Here in South Central/Mid/something Michigan, Detroit is a remarkably foreign place to many. For my wife and I, the enormous metropolitan area has been a zone of seemingly never ending exploration. On this particular weekend, there was not even a plan in place to go until just two days before, when I received an email indicating that I would have tickets to see the Pistons take on their not-so-mortal enemies, the Atlanta Hawks. Hey, they were free, and mediocre pro basketball is actually better than great college basketball, so there. That was impetus enough to leave the house for an evening.
There isn’t a single “major” city in Michigan’s lower peninsula that we haven’t spent less time at than Kalamazoo. There’s regions we’ve missed with larger towns, but to call something a city, to have it feature an urban core, to have that sort of population density, places like Alpena and Cheboygan aren’t going to match Kalamazoo. We’ve really only ever driven through here, and I’ve found strange appeal in it because, well, it is strange to me. To fulfill our requirements for elite status with Starwood, and because it was a cheap and interesting sounding weekend plan, we decided to roll west and take in something different.
This summer, we flat ran out of time before we could make it down to visit Eden Springs/House of David to see their progress. We were pretty bummed about that, just because it is such an amazing place. But then word came out about fall rides on weekends in October, and it returned to the schedule. How could we resist a ride through the changing colors of fall on their train? We couldn’t.
For all the entries I’ve written and all the words I’ve typed, some things have slipped through the cracks and never made this blog. One of those things: The Michigan Historical Museum. Located in downtown Lansing, it is the most significant of the metro Lansing area’s museum offerings. Inspired by the possibility of free entrance during Archaeology Day, we were headed there for the first time in a couple years. Just a short distance from the house, we were in the parking lot staring at the white pine tree in the center of the building and preparing to go in.
In the land of never ending summer, our “coaster season” was coming to a close. We didn’t have plans or interest in doing anything else this fall, which meant that this day in September would be when we packed it in and got ready for the long winter.
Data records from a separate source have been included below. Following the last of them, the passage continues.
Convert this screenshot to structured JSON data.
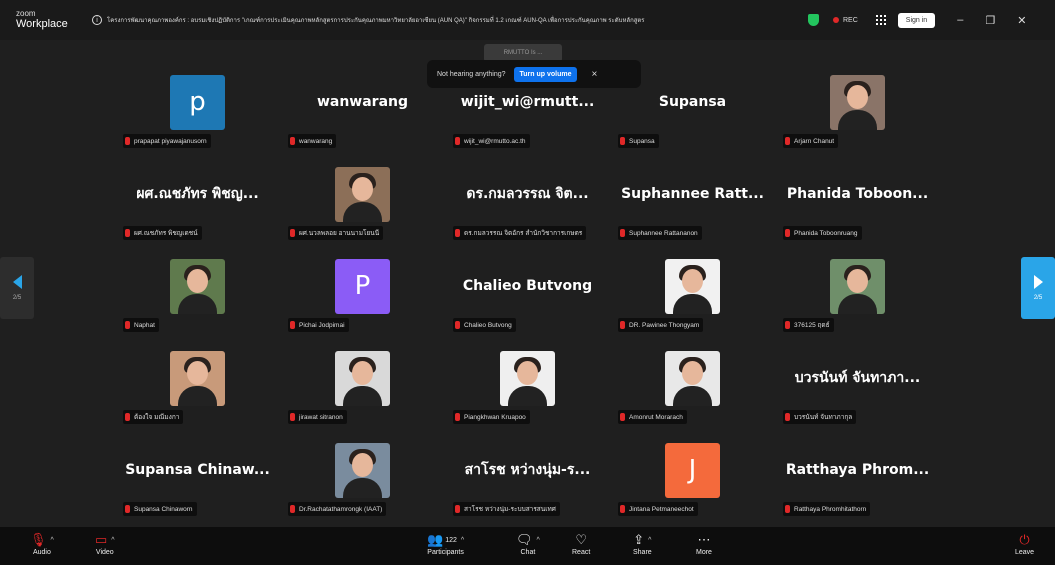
{
  "app": {
    "logo_top": "zoom",
    "logo_bottom": "Workplace"
  },
  "header": {
    "meeting_title": "โครงการพัฒนาคุณภาพองค์กร : อบรมเชิงปฏิบัติการ \"เกณฑ์การประเมินคุณภาพหลักสูตรการประกันคุณภาพมหาวิทยาลัยอาเซียน (AUN QA)\" กิจกรรมที่ 1.2 เกณฑ์ AUN-QA เพื่อการประกันคุณภาพ ระดับหลักสูตร",
    "rec_label": "REC",
    "signin_label": "Sign in",
    "colors": {
      "rec": "#e02828",
      "shield": "#23c55e",
      "accent": "#0e72ed"
    }
  },
  "notification": {
    "ghost_label": "RMUTTO Is ...",
    "text": "Not hearing anything?",
    "button_label": "Turn up volume",
    "close": "×"
  },
  "pager": {
    "left": "2/5",
    "right": "2/5"
  },
  "tiles": [
    {
      "kind": "initial",
      "initial": "p",
      "color": "#1e78b4",
      "label": "prapapat piyawajanusorn"
    },
    {
      "kind": "name",
      "display": "wanwarang",
      "label": "wanwarang"
    },
    {
      "kind": "name",
      "display": "wijit_wi@rmutt...",
      "label": "wijit_wi@rmutto.ac.th"
    },
    {
      "kind": "name",
      "display": "Supansa",
      "label": "Supansa"
    },
    {
      "kind": "photo",
      "bg": "#8a7468",
      "label": "Arjarn Chanut"
    },
    {
      "kind": "name",
      "display": "ผศ.ณชภัทร พิชญ...",
      "label": "ผศ.ณชภัทร พิชญเดชน์"
    },
    {
      "kind": "photo",
      "bg": "#8c6f58",
      "label": "ผศ.นวลพลอย อานนามโยนนี"
    },
    {
      "kind": "name",
      "display": "ดร.กมลวรรณ จิต...",
      "label": "ดร.กมลวรรณ จิตอักร สำนักวิชาการเกษตร"
    },
    {
      "kind": "name",
      "display": "Suphannee Ratt...",
      "label": "Suphannee Rattananon"
    },
    {
      "kind": "name",
      "display": "Phanida Toboon...",
      "label": "Phanida Toboonruang"
    },
    {
      "kind": "photo",
      "bg": "#5f7a4d",
      "label": "Naphat"
    },
    {
      "kind": "initial",
      "initial": "P",
      "color": "#8b5cf6",
      "label": "Pichai Jodpimai"
    },
    {
      "kind": "name",
      "display": "Chalieo Butvong",
      "label": "Chalieo Butvong"
    },
    {
      "kind": "photo",
      "bg": "#f1f1f1",
      "label": "DR. Pawinee Thongyam"
    },
    {
      "kind": "photo",
      "bg": "#6f8f6a",
      "label": "376125 ฤดธ์"
    },
    {
      "kind": "photo",
      "bg": "#c89a7a",
      "label": "ต้องใจ มณีมงกา"
    },
    {
      "kind": "photo",
      "bg": "#d9d9d9",
      "label": "jirawat sitranon"
    },
    {
      "kind": "photo",
      "bg": "#efefef",
      "label": "Piangkhwan Kruapoo"
    },
    {
      "kind": "photo",
      "bg": "#e8e8e8",
      "label": "Amonrut Morarach"
    },
    {
      "kind": "name",
      "display": "บวรนันท์ จันทาภา...",
      "label": "บวรนันท์ จันทาภากุล"
    },
    {
      "kind": "name",
      "display": "Supansa Chinaw...",
      "label": "Supansa Chinaworn"
    },
    {
      "kind": "photo",
      "bg": "#7a8c9e",
      "label": "Dr.Rachatathamrongk (IAAT)"
    },
    {
      "kind": "name",
      "display": "สาโรช หว่างนุ่ม-ร...",
      "label": "สาโรช หว่างนุ่ม-ระบบสารสนเทศ"
    },
    {
      "kind": "initial",
      "initial": "J",
      "color": "#f46a3c",
      "label": "Jintana Petmaneechot"
    },
    {
      "kind": "name",
      "display": "Ratthaya Phrom...",
      "label": "Ratthaya Phromhitathorn"
    }
  ],
  "toolbar": {
    "audio": "Audio",
    "video": "Video",
    "participants": "Participants",
    "participant_count": "122",
    "chat": "Chat",
    "react": "React",
    "share": "Share",
    "more": "More",
    "leave": "Leave"
  }
}
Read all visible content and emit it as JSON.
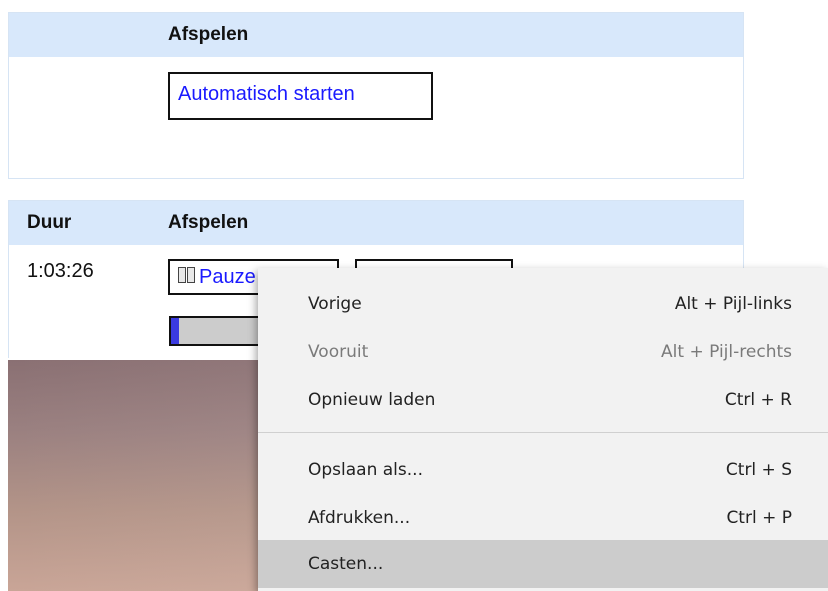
{
  "top_panel": {
    "header": "Afspelen",
    "autostart_button": "Automatisch starten"
  },
  "bottom_panel": {
    "headers": {
      "duration": "Duur",
      "play": "Afspelen"
    },
    "duration_value": "1:03:26",
    "pause_button": "Pauze",
    "progress": 0.05
  },
  "context_menu": {
    "items": [
      {
        "label": "Vorige",
        "shortcut": "Alt + Pijl-links",
        "disabled": false
      },
      {
        "label": "Vooruit",
        "shortcut": "Alt + Pijl-rechts",
        "disabled": true
      },
      {
        "label": "Opnieuw laden",
        "shortcut": "Ctrl + R",
        "disabled": false
      },
      {
        "label": "Opslaan als...",
        "shortcut": "Ctrl + S",
        "disabled": false
      },
      {
        "label": "Afdrukken...",
        "shortcut": "Ctrl + P",
        "disabled": false
      },
      {
        "label": "Casten...",
        "shortcut": "",
        "disabled": false,
        "highlighted": true
      }
    ]
  },
  "colors": {
    "header_bg": "#d8e8fb",
    "link_blue": "#1a1aff",
    "progress_fill": "#3a3ae0",
    "menu_bg": "#f2f2f2",
    "menu_hover": "#cccccc"
  }
}
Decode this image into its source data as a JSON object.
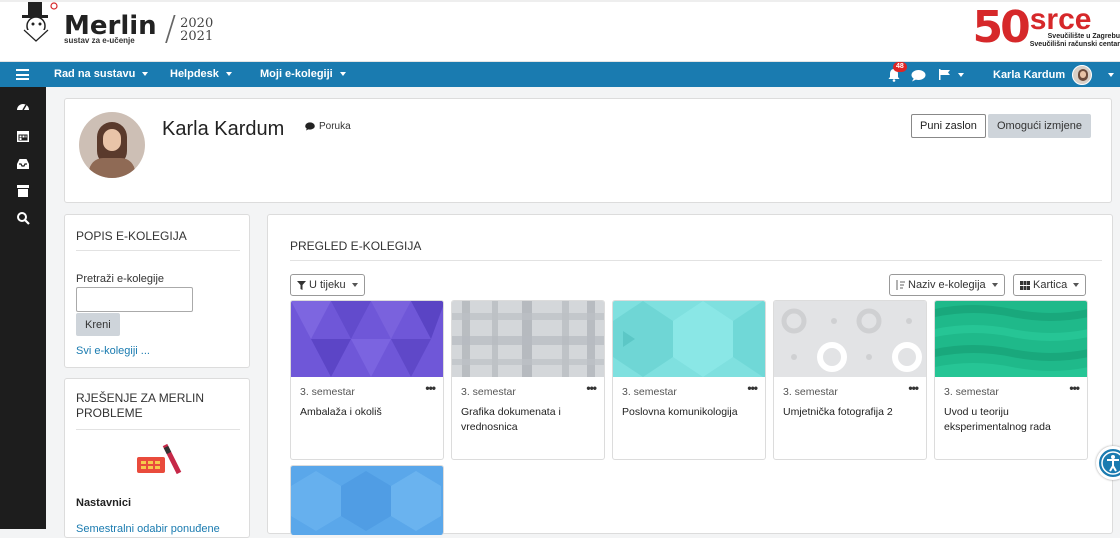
{
  "branding": {
    "name": "Merlin",
    "subtitle": "sustav za e-učenje",
    "year_top": "2020",
    "year_bottom": "2021",
    "srce_50": "50",
    "srce_word": "srce",
    "srce_line1": "Sveučilište u Zagrebu",
    "srce_line2": "Sveučilišni računski centar"
  },
  "navbar": {
    "menu_icon": "hamburger-icon",
    "items": [
      "Rad na sustavu",
      "Helpdesk",
      "Moji e-kolegiji"
    ],
    "notification_count": "48",
    "user_name": "Karla Kardum",
    "color": "#1a7bb0"
  },
  "rail": {
    "icons": [
      "dashboard-icon",
      "calendar-icon",
      "inbox-icon",
      "archive-icon",
      "search-icon"
    ]
  },
  "profile": {
    "name": "Karla Kardum",
    "message_label": "Poruka",
    "fullscreen_label": "Puni zaslon",
    "edit_label": "Omogući izmjene"
  },
  "course_list_block": {
    "title": "POPIS E-KOLEGIJA",
    "search_label": "Pretraži e-kolegije",
    "search_value": "",
    "go_label": "Kreni",
    "all_link": "Svi e-kolegiji ..."
  },
  "help_block": {
    "title": "RJEŠENJE ZA MERLIN PROBLEME",
    "teachers_label": "Nastavnici",
    "link_partial": "Semestralni odabir ponuđene"
  },
  "overview": {
    "title": "PREGLED E-KOLEGIJA",
    "filter_label": "U tijeku",
    "sort_label": "Naziv e-kolegija",
    "view_label": "Kartica",
    "courses": [
      {
        "semester": "3. semestar",
        "name": "Ambalaža i okoliš",
        "color": "#6f57d8"
      },
      {
        "semester": "3. semestar",
        "name": "Grafika dokumenata i vrednosnica",
        "color": "#c9cdd1"
      },
      {
        "semester": "3. semestar",
        "name": "Poslovna komunikologija",
        "color": "#7fe0df"
      },
      {
        "semester": "3. semestar",
        "name": "Umjetnička fotografija 2",
        "color": "#d8d9db"
      },
      {
        "semester": "3. semestar",
        "name": "Uvod u teoriju eksperimentalnog rada",
        "color": "#1fb98a"
      }
    ],
    "extra_course_color": "#5aa7ea"
  }
}
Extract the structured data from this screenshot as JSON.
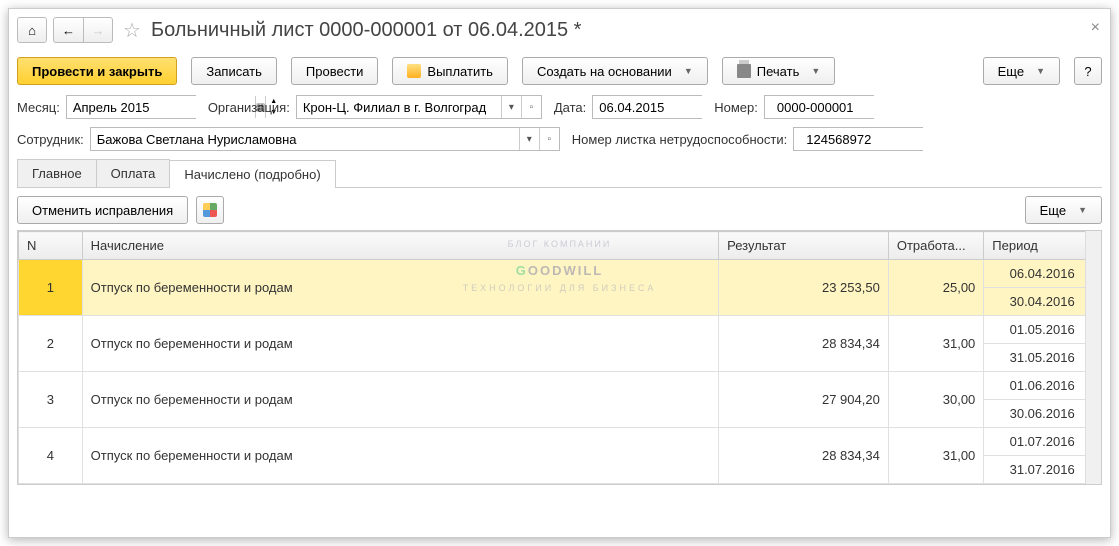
{
  "header": {
    "title": "Больничный лист 0000-000001 от 06.04.2015 *"
  },
  "toolbar": {
    "post_close": "Провести и закрыть",
    "save": "Записать",
    "post": "Провести",
    "pay": "Выплатить",
    "create_based": "Создать на основании",
    "print": "Печать",
    "more": "Еще",
    "help": "?"
  },
  "form": {
    "month_lbl": "Месяц:",
    "month_val": "Апрель 2015",
    "org_lbl": "Организация:",
    "org_val": "Крон-Ц. Филиал в г. Волгоград",
    "date_lbl": "Дата:",
    "date_val": "06.04.2015",
    "number_lbl": "Номер:",
    "number_val": "0000-000001",
    "employee_lbl": "Сотрудник:",
    "employee_val": "Бажова Светлана Нурисламовна",
    "sheet_num_lbl": "Номер листка нетрудоспособности:",
    "sheet_num_val": "124568972"
  },
  "tabs": {
    "main": "Главное",
    "payment": "Оплата",
    "accrued": "Начислено (подробно)"
  },
  "sub_toolbar": {
    "cancel_fixes": "Отменить исправления",
    "more": "Еще"
  },
  "table": {
    "headers": {
      "n": "N",
      "accrual": "Начисление",
      "result": "Результат",
      "worked": "Отработа...",
      "period": "Период"
    },
    "rows": [
      {
        "n": "1",
        "accrual": "Отпуск по беременности и родам",
        "result": "23 253,50",
        "worked": "25,00",
        "period1": "06.04.2016",
        "period2": "30.04.2016",
        "selected": true
      },
      {
        "n": "2",
        "accrual": "Отпуск по беременности и родам",
        "result": "28 834,34",
        "worked": "31,00",
        "period1": "01.05.2016",
        "period2": "31.05.2016"
      },
      {
        "n": "3",
        "accrual": "Отпуск по беременности и родам",
        "result": "27 904,20",
        "worked": "30,00",
        "period1": "01.06.2016",
        "period2": "30.06.2016"
      },
      {
        "n": "4",
        "accrual": "Отпуск по беременности и родам",
        "result": "28 834,34",
        "worked": "31,00",
        "period1": "01.07.2016",
        "period2": "31.07.2016"
      }
    ]
  },
  "watermark": {
    "top": "БЛОГ КОМПАНИИ",
    "g": "G",
    "rest": "OODWILL",
    "sub": "ТЕХНОЛОГИИ ДЛЯ БИЗНЕСА"
  }
}
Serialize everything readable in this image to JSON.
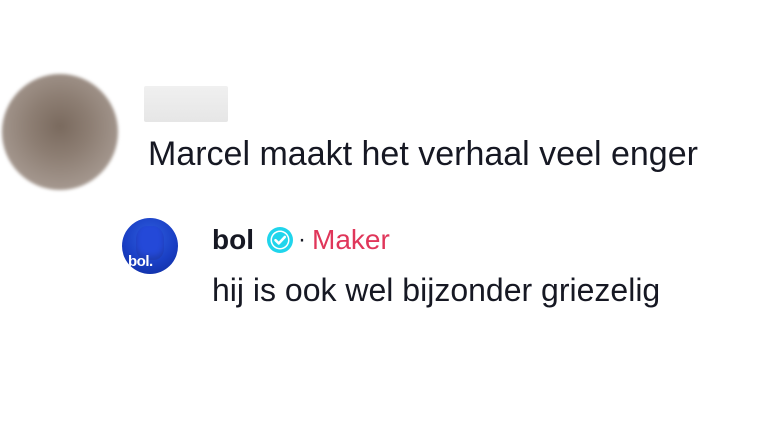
{
  "comment": {
    "username": "",
    "text": "Marcel maakt het verhaal veel enger"
  },
  "reply": {
    "avatar_logo": "bol.",
    "username": "bol",
    "verified_icon": "verified-check-icon",
    "separator": "·",
    "badge": "Maker",
    "text": "hij is ook wel bijzonder griezelig"
  },
  "colors": {
    "text": "#161823",
    "maker": "#e0365a",
    "verified": "#20d5ec",
    "bol_blue": "#1a3fc4"
  }
}
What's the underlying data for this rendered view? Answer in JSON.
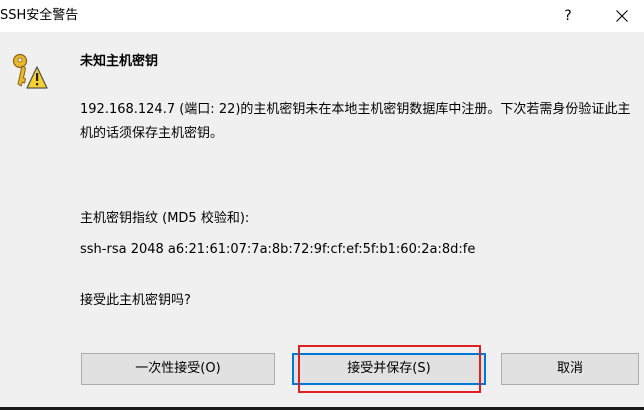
{
  "window": {
    "title": "SSH安全警告",
    "help_label": "?",
    "close_icon": "close-icon"
  },
  "dialog": {
    "icon": "key-warning-icon",
    "heading": "未知主机密钥",
    "message": "192.168.124.7 (端口: 22)的主机密钥未在本地主机密钥数据库中注册。下次若需身份验证此主机的话须保存主机密钥。",
    "fingerprint_label": "主机密钥指纹 (MD5 校验和):",
    "fingerprint_value": "ssh-rsa 2048 a6:21:61:07:7a:8b:72:9f:cf:ef:5f:b1:60:2a:8d:fe",
    "question": "接受此主机密钥吗?"
  },
  "buttons": {
    "accept_once": "一次性接受(O)",
    "accept_save": "接受并保存(S)",
    "cancel": "取消"
  },
  "colors": {
    "focus_border": "#0078d7",
    "highlight": "#e02020",
    "background": "#f0f0f0"
  }
}
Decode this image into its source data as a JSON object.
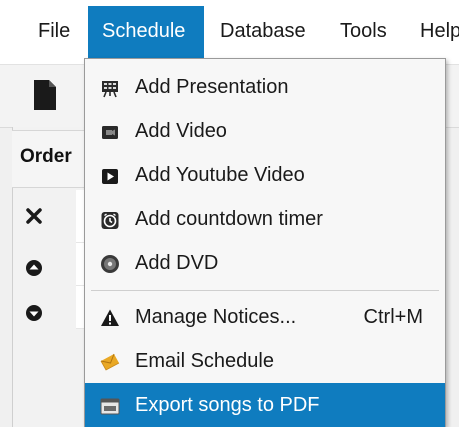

And if you’re gonna pick a theme park to celebrate love of the roller coaster, man, there’s few better options than Busch Gardens Tampa. Just a little over an hour away from Orlando’s tourist district and a really easy ride from our hotel (Westin Universal Blvd), given the close proximity we had to I-4. It was kinda a bummer to take such quick leave of our nice room, but we had to jet.
A scant 5 days after being in Orlando last, we were once again on our way in that general direction. We had passes to get into parks thanks to our Discovery Cove admission, my wife was closing in on elite status with Delta, so why not use this as an opportunity for a super cheap trip, right? Instead of flying into Orlando, we’d travel into Tampa to visit Busch Gardens, and we’d exchange points and use Priceline to make out arrangements. And it worked pretty splendidly.
For the Sea World people, the waters have been a little rougher than they’d prefer, of late. Paying back Blackstone Group has led them to post losses even while attendance is pretty much even. Not that it should be even; there was a major capital investment this year with Antarctica, a ride that has opened to less than rave reviews and might even be characterized as a flop. And that’s too bad, because the unique-to-Orlando ride system was something I had been looking forward to more than any other ride coming into the US this year. Oh well. That doesn’t mean I shouldn’t develop my own opinion of it, of course, along with re-assessing my views about the park as a whole.